# Task
Go over the entries below line by line, copying each one that contains the word "this".

(Beginning of Data)

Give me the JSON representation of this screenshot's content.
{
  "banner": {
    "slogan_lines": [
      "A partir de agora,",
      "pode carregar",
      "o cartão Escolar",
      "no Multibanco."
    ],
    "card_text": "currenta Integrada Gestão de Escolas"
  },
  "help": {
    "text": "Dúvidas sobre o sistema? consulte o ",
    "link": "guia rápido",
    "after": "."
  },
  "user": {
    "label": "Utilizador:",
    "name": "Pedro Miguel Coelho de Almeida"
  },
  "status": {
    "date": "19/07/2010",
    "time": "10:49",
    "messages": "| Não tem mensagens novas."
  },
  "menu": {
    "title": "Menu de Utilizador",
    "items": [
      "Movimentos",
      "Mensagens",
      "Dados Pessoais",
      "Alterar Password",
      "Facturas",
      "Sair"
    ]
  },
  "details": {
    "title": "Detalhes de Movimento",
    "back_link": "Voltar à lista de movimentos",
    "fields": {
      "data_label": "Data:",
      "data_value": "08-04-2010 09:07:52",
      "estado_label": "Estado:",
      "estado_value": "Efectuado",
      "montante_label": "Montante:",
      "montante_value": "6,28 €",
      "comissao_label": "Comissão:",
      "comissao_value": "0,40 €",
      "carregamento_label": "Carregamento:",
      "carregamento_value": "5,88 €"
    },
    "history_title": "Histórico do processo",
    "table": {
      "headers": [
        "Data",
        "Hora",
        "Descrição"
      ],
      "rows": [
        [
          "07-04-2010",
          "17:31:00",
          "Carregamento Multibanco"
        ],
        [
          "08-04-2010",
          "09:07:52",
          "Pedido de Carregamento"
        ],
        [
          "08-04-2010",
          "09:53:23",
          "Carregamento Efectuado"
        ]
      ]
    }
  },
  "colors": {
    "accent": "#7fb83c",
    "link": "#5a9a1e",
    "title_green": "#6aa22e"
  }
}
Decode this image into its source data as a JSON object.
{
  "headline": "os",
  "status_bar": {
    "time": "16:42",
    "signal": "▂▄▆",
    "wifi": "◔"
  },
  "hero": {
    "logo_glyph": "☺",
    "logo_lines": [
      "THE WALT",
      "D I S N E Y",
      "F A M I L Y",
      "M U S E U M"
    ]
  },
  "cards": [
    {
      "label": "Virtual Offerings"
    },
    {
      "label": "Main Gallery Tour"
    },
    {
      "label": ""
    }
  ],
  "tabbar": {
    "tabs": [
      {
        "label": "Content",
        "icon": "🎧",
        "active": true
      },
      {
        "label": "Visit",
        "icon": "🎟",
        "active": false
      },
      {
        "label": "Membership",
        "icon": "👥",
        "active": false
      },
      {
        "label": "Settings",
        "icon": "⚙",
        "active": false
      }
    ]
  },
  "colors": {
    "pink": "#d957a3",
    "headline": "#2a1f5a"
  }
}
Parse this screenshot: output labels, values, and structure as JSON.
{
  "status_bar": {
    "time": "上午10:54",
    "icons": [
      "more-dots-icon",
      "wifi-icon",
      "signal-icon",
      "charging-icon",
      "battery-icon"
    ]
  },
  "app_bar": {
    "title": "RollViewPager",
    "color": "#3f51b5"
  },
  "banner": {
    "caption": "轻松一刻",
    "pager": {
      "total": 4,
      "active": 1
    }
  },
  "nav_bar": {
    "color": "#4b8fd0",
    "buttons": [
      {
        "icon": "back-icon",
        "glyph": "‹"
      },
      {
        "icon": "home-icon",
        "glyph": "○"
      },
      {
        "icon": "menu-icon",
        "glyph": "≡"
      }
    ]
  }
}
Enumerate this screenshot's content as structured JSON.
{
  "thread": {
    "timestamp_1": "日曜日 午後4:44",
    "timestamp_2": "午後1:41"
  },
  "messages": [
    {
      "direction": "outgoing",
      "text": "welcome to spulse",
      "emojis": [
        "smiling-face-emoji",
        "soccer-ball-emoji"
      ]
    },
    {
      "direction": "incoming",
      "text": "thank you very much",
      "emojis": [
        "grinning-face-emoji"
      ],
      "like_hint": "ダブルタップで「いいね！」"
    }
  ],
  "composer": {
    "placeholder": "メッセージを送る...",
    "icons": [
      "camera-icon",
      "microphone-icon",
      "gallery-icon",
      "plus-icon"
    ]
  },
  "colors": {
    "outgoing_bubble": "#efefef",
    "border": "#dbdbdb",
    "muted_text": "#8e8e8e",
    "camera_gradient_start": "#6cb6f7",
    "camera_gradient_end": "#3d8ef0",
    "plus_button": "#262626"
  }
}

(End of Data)

# Final answer
Give me the JSON representation of this screenshot's content.
Decode this image into its source data as a JSON object.
Parse this screenshot: output labels, values, and structure as JSON.
Enumerate this screenshot's content as structured JSON.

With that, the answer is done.